Component data from apps and pages
··········

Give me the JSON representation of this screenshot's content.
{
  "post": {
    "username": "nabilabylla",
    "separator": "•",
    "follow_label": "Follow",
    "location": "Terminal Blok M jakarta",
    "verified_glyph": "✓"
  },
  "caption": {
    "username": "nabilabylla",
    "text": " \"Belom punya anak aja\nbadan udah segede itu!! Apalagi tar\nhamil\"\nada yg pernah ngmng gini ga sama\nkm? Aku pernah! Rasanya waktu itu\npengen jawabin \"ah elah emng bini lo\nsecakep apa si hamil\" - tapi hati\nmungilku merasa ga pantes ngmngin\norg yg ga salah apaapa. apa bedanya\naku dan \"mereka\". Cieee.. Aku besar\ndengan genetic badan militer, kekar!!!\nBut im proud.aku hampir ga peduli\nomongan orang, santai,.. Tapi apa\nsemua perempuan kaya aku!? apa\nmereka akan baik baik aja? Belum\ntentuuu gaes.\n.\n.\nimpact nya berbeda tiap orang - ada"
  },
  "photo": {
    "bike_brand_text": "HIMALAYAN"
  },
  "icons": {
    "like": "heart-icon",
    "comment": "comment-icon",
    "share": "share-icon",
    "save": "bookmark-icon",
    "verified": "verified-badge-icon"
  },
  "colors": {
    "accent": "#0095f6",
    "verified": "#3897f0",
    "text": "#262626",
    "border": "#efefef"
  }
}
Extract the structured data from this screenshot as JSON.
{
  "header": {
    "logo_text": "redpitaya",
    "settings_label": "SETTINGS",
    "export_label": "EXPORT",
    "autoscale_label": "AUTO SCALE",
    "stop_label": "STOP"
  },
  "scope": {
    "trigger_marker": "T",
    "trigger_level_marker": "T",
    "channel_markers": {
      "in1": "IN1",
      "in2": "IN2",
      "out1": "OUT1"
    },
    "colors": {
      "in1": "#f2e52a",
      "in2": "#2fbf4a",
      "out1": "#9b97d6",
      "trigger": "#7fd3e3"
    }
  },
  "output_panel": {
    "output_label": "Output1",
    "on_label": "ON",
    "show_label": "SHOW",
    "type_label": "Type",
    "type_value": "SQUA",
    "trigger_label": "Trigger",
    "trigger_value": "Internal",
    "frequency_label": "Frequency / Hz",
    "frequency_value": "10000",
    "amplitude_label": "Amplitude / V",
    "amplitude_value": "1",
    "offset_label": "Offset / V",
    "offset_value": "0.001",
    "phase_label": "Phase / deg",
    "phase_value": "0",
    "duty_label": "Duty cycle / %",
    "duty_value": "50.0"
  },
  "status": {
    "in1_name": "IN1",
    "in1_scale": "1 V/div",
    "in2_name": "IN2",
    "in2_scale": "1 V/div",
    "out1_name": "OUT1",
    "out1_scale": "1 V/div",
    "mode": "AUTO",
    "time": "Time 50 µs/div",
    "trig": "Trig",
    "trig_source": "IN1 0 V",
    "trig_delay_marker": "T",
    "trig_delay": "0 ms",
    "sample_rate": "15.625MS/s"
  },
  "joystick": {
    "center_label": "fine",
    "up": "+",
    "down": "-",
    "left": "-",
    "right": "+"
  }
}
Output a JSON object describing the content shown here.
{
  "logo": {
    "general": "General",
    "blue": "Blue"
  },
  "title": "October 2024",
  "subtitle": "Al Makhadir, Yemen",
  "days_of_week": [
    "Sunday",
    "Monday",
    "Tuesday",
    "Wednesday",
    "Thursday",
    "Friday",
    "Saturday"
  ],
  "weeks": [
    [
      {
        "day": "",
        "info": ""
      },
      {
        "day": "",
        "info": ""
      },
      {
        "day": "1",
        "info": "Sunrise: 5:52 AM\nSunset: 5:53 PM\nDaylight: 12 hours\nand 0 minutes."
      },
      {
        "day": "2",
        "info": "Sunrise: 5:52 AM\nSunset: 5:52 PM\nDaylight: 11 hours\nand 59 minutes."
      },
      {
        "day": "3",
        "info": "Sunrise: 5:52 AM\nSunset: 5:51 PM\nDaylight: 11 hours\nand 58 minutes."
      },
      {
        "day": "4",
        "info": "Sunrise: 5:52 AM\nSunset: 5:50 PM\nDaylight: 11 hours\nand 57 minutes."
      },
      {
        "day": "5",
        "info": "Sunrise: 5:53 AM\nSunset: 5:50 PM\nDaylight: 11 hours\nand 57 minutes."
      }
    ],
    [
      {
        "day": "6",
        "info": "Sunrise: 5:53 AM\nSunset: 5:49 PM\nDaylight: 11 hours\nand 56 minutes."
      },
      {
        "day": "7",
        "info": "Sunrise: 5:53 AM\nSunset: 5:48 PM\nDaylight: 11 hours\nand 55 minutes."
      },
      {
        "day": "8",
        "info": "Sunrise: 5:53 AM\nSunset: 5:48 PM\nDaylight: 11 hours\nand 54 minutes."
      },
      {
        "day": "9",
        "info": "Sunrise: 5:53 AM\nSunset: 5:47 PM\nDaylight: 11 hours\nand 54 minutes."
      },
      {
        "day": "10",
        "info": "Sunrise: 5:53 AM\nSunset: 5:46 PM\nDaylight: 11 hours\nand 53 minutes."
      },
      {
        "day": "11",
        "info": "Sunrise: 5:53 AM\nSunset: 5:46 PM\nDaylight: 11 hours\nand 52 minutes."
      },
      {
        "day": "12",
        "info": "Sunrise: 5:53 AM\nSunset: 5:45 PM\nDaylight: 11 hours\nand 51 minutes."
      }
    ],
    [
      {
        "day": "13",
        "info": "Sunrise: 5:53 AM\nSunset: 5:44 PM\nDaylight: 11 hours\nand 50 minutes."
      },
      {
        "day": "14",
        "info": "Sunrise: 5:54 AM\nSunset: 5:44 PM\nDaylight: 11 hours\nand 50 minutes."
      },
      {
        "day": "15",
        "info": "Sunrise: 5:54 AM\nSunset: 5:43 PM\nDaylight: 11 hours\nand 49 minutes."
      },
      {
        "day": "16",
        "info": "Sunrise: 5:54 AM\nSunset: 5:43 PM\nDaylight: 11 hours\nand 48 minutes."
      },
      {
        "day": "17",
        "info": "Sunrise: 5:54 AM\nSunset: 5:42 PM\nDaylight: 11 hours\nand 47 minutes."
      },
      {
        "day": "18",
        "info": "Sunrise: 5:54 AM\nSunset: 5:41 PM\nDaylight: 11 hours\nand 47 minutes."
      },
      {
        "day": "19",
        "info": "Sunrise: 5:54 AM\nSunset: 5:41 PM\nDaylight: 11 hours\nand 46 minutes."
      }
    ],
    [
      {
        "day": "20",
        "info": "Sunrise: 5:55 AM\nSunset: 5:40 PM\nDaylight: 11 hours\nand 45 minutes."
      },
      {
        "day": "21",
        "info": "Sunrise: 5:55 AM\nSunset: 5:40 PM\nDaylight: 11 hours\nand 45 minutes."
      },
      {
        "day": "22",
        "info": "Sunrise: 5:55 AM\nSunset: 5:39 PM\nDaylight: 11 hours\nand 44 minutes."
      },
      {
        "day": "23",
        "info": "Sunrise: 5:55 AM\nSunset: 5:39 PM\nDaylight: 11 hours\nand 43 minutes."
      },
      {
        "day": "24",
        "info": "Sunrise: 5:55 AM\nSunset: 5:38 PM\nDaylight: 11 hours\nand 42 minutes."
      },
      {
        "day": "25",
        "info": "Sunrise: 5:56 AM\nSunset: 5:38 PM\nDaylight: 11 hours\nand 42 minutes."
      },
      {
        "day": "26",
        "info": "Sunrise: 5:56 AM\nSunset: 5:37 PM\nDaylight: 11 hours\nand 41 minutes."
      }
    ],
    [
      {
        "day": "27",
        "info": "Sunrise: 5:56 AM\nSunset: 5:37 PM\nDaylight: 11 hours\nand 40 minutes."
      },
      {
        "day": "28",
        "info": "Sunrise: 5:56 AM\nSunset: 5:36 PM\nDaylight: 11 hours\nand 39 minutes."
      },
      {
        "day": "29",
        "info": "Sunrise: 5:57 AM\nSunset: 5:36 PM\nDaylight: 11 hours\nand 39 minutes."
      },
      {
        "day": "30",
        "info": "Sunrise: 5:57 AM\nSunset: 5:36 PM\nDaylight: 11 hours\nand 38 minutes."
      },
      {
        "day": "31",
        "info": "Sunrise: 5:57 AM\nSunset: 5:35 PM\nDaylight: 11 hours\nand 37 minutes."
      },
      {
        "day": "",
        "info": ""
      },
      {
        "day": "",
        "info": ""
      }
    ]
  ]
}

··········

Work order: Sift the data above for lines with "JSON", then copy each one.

Answer to this problem:
Give me the JSON representation of this screenshot's content.
Extract the structured data from this screenshot as JSON.
Output a JSON object describing the content shown here.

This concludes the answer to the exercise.